Price Range: $10 – 25
I had first heard about this restaurant when I saw on my facebook newsfeed that a friend’s family had opened this new Korean restaurant in Kingston. Since it was located across the street from Hwaki, a popular Korean-Japanese restaurant, I wanted to try PodoNamu to see how it compares.
Going inside, PodoNamu has an interesting blend of modern furniture with some traditional furnishings. It didn’t look like a restaurant that serves Asian food but rather like a coffee shop. It was really quiet when I ate here since there was no ambient music and only a couple sitting in front. I did enjoy the little details, from the careful way the napkins were folded and their use of metal chopsticks instead of the disposable ones.
Going with my friends A and N, who are regular Hwaki customers, I was interested in their opinions of the food.

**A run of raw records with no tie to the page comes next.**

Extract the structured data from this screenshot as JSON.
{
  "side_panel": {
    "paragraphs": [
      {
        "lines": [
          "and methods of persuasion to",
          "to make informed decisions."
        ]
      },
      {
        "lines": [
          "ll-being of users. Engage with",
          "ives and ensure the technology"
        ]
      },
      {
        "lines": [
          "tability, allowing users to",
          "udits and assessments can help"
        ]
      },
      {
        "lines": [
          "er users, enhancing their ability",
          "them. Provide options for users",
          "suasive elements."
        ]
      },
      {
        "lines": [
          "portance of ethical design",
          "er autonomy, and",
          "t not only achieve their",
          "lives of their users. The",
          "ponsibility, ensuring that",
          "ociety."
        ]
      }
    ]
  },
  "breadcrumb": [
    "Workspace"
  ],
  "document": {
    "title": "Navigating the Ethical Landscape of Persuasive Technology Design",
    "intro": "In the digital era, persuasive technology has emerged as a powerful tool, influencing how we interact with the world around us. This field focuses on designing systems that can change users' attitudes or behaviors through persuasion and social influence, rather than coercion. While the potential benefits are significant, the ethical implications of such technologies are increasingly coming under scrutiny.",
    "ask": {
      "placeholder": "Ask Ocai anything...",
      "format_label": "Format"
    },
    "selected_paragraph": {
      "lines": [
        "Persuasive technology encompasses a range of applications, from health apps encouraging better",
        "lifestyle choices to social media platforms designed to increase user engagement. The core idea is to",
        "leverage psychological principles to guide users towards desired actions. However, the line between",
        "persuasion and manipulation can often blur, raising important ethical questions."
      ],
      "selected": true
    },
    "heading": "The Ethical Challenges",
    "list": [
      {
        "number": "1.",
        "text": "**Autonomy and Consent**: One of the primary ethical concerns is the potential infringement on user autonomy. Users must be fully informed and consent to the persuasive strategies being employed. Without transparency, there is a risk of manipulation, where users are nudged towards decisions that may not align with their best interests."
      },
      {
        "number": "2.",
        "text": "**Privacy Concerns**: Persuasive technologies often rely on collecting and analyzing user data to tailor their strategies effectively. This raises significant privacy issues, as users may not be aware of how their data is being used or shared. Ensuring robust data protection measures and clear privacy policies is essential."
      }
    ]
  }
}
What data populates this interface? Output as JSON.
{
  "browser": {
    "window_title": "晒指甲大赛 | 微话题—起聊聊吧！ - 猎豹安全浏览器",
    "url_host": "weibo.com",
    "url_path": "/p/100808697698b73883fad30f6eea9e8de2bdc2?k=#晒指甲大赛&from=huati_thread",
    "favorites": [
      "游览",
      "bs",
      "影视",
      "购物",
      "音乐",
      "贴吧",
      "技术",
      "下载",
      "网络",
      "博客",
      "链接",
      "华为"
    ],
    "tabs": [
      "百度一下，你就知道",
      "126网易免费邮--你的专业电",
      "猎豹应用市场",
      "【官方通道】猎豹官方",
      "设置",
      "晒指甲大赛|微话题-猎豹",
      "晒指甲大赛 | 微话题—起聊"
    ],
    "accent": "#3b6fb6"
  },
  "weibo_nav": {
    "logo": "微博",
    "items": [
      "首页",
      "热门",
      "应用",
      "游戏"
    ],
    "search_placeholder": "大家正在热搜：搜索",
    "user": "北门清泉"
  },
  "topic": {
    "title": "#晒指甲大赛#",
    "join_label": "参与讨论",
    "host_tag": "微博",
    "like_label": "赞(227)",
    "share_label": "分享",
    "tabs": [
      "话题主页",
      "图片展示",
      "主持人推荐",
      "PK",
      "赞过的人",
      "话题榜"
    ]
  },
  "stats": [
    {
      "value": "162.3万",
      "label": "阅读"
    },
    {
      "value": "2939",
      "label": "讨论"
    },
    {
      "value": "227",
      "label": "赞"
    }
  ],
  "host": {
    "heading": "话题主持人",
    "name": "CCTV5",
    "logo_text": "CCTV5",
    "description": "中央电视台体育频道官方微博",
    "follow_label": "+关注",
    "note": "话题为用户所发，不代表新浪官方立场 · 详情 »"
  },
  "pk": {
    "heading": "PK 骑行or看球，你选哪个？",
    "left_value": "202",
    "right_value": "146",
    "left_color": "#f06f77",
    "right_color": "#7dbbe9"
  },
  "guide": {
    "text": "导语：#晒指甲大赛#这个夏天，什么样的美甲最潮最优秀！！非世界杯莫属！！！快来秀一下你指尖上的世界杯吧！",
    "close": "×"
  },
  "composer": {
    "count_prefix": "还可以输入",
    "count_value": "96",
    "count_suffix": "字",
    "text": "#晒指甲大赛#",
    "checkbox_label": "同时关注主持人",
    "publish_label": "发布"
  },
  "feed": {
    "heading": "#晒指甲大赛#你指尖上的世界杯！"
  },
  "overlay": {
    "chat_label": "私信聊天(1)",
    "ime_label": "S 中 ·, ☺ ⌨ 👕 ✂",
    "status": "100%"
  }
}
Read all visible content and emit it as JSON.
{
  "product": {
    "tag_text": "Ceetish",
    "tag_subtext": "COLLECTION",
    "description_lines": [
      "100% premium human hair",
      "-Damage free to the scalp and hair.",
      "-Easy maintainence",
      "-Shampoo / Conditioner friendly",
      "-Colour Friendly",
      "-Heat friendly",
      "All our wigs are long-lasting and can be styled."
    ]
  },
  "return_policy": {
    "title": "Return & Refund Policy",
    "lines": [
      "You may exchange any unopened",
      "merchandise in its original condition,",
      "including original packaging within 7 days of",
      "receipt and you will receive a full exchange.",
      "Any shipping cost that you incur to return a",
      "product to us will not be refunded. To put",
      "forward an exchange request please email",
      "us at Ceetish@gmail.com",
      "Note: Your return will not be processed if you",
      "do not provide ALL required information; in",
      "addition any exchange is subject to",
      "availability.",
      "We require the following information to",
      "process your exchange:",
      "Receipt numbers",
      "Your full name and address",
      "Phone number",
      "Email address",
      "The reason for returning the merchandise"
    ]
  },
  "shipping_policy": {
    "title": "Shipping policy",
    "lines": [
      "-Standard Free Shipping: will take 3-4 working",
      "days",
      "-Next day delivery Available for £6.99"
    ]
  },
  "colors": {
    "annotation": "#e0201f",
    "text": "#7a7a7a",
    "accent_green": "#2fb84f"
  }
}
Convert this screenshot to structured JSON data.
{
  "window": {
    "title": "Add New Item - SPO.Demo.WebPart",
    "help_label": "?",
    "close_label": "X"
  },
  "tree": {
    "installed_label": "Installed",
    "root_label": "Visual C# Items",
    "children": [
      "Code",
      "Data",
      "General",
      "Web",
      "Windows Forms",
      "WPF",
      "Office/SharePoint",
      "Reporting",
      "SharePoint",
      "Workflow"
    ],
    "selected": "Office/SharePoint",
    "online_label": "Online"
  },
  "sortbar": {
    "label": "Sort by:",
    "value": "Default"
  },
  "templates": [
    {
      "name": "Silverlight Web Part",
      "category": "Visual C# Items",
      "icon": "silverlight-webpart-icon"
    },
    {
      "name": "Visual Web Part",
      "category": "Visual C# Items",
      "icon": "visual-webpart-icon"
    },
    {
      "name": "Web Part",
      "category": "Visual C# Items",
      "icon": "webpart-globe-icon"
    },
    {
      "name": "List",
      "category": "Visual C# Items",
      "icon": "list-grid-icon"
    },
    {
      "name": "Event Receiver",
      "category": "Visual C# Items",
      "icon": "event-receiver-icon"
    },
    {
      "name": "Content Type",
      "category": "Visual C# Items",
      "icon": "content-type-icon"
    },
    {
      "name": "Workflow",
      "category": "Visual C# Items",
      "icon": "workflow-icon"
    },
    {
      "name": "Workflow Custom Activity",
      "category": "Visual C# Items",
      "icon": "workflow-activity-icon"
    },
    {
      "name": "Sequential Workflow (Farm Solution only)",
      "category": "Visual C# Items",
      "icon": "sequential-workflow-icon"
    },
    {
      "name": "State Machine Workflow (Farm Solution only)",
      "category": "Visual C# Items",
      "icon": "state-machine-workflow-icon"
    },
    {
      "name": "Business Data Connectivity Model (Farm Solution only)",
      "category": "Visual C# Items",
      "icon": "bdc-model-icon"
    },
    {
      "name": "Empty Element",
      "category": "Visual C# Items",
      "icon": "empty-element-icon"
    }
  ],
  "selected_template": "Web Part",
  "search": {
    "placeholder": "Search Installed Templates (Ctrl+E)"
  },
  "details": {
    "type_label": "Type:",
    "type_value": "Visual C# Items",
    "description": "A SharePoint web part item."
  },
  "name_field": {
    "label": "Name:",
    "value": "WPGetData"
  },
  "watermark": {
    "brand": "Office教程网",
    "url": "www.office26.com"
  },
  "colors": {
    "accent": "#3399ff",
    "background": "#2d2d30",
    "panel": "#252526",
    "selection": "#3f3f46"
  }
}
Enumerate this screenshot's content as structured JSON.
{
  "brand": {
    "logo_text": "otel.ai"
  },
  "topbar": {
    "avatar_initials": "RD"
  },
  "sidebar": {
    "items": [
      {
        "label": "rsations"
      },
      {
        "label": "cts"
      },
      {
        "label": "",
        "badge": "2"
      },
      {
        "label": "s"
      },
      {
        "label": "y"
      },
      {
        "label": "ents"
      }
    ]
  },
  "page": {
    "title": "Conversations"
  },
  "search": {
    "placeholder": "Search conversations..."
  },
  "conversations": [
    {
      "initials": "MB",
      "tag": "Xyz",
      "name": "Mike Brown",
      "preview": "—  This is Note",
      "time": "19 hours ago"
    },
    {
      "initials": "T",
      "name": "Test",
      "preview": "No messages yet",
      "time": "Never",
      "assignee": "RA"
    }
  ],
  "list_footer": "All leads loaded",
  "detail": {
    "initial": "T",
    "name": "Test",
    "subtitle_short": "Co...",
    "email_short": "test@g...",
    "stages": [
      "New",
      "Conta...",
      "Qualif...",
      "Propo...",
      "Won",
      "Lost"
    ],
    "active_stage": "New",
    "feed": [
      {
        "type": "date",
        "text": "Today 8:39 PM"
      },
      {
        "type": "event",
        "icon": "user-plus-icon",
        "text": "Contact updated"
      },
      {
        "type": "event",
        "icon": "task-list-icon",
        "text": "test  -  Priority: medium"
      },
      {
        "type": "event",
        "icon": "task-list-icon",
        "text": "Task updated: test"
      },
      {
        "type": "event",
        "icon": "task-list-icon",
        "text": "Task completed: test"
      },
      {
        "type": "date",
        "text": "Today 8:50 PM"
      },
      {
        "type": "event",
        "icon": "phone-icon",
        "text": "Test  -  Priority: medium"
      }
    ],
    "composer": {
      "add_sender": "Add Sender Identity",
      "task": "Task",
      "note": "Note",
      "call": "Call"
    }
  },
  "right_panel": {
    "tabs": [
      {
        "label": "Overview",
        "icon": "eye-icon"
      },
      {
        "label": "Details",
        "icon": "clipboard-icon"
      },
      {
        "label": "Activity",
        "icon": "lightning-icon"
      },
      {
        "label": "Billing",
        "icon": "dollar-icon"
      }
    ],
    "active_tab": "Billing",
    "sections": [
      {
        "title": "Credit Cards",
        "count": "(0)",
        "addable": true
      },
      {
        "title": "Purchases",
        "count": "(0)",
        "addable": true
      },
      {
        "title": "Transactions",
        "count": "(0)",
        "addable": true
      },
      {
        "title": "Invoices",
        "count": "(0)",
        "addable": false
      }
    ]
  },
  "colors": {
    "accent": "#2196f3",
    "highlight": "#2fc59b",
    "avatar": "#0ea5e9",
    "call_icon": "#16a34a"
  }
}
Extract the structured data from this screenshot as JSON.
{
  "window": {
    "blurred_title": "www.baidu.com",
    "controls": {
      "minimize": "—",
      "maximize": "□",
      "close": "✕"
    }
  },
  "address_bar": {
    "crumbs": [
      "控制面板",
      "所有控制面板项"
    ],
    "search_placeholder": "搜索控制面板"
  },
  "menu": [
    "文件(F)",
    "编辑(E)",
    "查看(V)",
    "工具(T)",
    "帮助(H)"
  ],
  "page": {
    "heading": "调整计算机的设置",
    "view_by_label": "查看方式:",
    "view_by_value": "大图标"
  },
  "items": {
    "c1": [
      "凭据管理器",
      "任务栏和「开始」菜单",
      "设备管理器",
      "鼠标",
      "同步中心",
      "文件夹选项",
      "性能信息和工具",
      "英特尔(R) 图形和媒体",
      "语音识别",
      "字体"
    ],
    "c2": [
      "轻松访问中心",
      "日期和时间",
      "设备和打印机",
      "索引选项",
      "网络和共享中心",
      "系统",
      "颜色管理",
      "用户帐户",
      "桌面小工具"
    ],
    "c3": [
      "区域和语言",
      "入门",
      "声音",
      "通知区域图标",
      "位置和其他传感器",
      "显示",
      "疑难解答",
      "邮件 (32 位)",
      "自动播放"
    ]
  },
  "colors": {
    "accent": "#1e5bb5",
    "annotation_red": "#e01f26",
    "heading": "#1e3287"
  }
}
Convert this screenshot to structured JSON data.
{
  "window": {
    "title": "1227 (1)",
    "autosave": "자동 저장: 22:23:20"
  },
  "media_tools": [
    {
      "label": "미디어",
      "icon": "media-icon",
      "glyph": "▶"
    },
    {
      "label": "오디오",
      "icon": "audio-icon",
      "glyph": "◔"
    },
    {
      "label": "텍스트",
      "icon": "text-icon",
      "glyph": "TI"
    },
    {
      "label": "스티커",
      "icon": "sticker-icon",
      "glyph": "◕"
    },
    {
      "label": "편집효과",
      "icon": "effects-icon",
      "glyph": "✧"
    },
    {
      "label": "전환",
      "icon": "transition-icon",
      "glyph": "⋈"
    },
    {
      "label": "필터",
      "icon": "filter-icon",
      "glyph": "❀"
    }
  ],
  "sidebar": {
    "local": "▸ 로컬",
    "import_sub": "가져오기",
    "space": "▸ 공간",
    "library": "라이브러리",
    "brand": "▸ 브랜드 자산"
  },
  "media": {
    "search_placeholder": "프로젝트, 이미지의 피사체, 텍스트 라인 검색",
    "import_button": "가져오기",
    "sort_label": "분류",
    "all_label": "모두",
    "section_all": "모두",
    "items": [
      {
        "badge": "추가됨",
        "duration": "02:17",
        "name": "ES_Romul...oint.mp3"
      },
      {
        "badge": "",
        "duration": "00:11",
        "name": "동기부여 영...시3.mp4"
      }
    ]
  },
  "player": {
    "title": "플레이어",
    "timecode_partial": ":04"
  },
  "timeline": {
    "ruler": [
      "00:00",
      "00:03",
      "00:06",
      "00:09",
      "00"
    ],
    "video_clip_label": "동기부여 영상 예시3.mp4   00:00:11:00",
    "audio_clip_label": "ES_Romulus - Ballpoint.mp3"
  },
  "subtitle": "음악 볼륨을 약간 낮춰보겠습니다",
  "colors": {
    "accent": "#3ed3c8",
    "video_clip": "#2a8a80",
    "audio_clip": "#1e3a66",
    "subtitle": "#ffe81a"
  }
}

PodoNamu’s menu selection is quite small, with all the basic Korean food and the prices are suitable for the student budget.
Like any Korean restaurant, PodoNamu came with side dishes and I quite liked the pickled radish leaves (at the front of the picture). My friends and I finished these pretty quickly and asked for refills. Unfortunately, the waitress may have forgotten, so we never actually got our refills.
I decided to order the Gamjatang ($10), the pretty standard pork bone soup. It came with a bowl of rice and though it was quite good, I thought it was a little spicy. The meat detached easily from the bone, there were these crunchy sesame seeds and green onion sprinkled on top, and kimchi underneath the bone. One quality I liked about this was that it actually tasted very homecooked, possibly because the soup base didn’t have MSG in it. The portion was also quite filling, so I didn’t finish it.
My friend, A, ordered the Bibimbap ($10), which came in a large bowl and has pretty standard ingredients. She said that there needs to be more meat and felt that Hwaki gave more beef. I think that given the cheap price, it was still quite a big portion!
N, my other friend, got the Dolsot Bibimbap ($12) because he was curious what the difference between this dish was compared to what A got. It seems to him that everything is exactly the same and for $2 extra, it comes in a sizzling stone pot. I think that when deciding between the Dolsot Bibimbap and the Bibimbap, you should probably just order the cheaper one.
Overall, my friends still like Hwaki more but I think that for a new restaurant, PodoNamu still has lots of room for improvement. In order to stay at par with the established Korean restaurants, I would suggest giving bigger portions, more side dishes, or free soup to begin with, just to set up a loyal customer base. I would definitely recommend this restaurant for the cheap prices and ‘homecooked’ meals.
Until next time,